To enable Tracy integration, build Julia with the extra option
WITH_TRACY=1 in the
The easiest way to obtain the profile viewer is by adding the
TracyProfiler_jll package and launching the profiler with:
On macOS, you may want to set the
TRACY_DPI_SCALE environment variable to
1.0 if the UI elements in the profiler appear excessively large.
To run a "headless" instance that saves the trace to disk, use
TracyProfiler_jll.capture() -o mytracefile.tracy instead.
For information on using the Tracy UI, refer to the Tracy manual.
A typical workflow for profiling Julia with Tracy involves starting Julia using:
JULIA_WAIT_FOR_TRACY=1 ./julia -e '...'
The environment variable ensures that Julia waits until it has successfully connected to the Tracy profiler before continuing execution. Afterward, use the Tracy profiler UI, click
Connect, and Julia execution should resume and profiling should start.
To profile a package precompilation process it is easiest to explicitly call into
Base.compilecache with the package you want to precompile:
pkg = Base.identify_package("SparseArrays")
withenv("JULIA_WAIT_FOR_TRACY" => 1, "TRACY_PORT" => 9001) do
Here, we use a custom port for tracy which makes it easier to find the correct client in the Tracy UI to connect to.
jl_timing_printf functions can be used to attach a string (or strings) to a zone. For example, the trace zone for inference shows the method instance that is being inferred.
TracyCZoneColor function can be used to set the color of a certain zone. Search through the codebase to see how it is used.
Visit https://topolarity.github.io/trace-viewer/ for an (experimental) web viewer for Tracy traces.
You can open a local
.tracy file or provide a URL from the web (e.g. a file in a Github repo). If you load a trace file from the web, you can also share the page URL directly with others, enabling them to view the same trace.
To enable call stack sampling in Tracy, build Julia with these options in your
WITH_TRACY := 1
WITH_TRACY_CALLSTACKS := 1
USE_BINARYBUILDER_LIBTRACYCLIENT := 0
You may also need to run
make -C deps clean-libtracyclient to force a re-build of Tracy.
This feature has a significant impact on trace size and profiling overhead, so it is recommended to leave call stack sampling off when possible, especially if you intend to share your trace files online.

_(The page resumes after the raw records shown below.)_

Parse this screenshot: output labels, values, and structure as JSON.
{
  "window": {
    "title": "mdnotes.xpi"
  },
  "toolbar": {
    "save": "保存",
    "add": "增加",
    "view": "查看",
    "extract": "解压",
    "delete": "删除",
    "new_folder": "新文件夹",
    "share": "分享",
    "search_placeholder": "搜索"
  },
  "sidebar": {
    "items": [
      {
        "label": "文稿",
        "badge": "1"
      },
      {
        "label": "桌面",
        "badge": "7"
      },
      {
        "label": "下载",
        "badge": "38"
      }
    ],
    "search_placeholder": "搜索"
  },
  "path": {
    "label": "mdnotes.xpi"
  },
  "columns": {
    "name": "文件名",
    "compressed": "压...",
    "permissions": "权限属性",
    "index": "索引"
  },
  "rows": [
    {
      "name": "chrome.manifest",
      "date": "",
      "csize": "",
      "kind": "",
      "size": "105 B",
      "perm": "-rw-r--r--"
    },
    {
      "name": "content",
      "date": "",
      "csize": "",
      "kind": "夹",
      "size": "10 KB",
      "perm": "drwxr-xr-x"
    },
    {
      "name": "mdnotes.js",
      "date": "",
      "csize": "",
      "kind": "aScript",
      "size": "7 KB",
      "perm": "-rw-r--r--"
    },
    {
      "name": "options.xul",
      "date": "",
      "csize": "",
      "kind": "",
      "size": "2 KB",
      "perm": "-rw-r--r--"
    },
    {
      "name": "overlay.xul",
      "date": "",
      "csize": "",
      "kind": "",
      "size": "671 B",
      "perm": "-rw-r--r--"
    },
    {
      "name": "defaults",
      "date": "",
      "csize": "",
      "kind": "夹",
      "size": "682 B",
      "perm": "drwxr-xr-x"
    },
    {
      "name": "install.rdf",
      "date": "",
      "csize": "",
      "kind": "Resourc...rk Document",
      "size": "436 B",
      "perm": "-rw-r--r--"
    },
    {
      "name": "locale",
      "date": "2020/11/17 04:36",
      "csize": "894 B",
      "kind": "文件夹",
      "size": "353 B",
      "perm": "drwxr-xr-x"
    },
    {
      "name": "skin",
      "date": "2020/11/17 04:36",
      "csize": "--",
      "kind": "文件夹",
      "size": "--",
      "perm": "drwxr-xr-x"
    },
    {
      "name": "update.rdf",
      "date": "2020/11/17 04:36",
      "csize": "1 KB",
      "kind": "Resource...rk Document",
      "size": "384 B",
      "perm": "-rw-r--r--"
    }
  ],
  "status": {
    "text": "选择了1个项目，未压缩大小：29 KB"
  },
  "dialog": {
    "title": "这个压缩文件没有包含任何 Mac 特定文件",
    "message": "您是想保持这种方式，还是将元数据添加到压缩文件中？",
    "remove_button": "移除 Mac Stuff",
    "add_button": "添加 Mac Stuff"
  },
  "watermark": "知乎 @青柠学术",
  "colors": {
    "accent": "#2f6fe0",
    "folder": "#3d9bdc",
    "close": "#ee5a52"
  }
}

Note that the Julia JIT runtime does not yet have integration for Tracy's symbolification, so Julia functions will typically be unknown in these stack traces.
This section is yet to be written.